_Data for review_.
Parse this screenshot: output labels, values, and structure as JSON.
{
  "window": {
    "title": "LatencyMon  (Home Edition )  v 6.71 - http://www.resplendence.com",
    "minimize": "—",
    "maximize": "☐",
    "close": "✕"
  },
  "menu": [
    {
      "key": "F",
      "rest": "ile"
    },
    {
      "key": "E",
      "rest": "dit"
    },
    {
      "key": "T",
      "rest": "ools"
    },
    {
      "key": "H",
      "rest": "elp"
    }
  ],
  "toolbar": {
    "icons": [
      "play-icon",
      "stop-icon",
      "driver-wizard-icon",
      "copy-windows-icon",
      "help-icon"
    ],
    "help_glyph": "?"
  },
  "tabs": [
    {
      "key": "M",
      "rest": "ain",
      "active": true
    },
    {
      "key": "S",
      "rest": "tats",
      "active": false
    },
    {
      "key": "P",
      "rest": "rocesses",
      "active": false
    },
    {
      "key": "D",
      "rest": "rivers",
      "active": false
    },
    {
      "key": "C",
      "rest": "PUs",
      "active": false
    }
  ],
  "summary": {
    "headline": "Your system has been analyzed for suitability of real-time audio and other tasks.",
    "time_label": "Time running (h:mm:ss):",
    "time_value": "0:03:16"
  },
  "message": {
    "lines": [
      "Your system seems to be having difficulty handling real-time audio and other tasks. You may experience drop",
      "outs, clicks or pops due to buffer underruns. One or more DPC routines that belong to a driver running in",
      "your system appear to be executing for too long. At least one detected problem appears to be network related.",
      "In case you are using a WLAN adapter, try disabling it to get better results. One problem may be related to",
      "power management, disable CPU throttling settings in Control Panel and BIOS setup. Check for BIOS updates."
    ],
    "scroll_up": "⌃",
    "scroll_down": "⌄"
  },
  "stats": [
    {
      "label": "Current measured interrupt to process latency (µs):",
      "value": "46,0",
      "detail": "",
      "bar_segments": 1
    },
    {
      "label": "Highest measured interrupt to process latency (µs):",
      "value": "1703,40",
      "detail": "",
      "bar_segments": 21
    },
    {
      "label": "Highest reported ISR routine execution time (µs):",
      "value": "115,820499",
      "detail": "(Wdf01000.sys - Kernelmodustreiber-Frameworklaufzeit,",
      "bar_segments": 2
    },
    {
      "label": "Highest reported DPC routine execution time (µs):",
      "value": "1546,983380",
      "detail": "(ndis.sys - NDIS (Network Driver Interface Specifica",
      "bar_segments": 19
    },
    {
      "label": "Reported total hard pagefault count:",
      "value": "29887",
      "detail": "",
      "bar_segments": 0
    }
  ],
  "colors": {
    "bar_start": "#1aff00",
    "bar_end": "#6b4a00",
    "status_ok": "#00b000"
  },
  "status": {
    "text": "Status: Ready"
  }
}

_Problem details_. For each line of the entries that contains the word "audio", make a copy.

_Response to the task_.
    "headline": "Your system has been analyzed for suitability of real-time audio and other tasks.",
      "Your system seems to be having difficulty handling real-time audio and other tasks. You may experience drop",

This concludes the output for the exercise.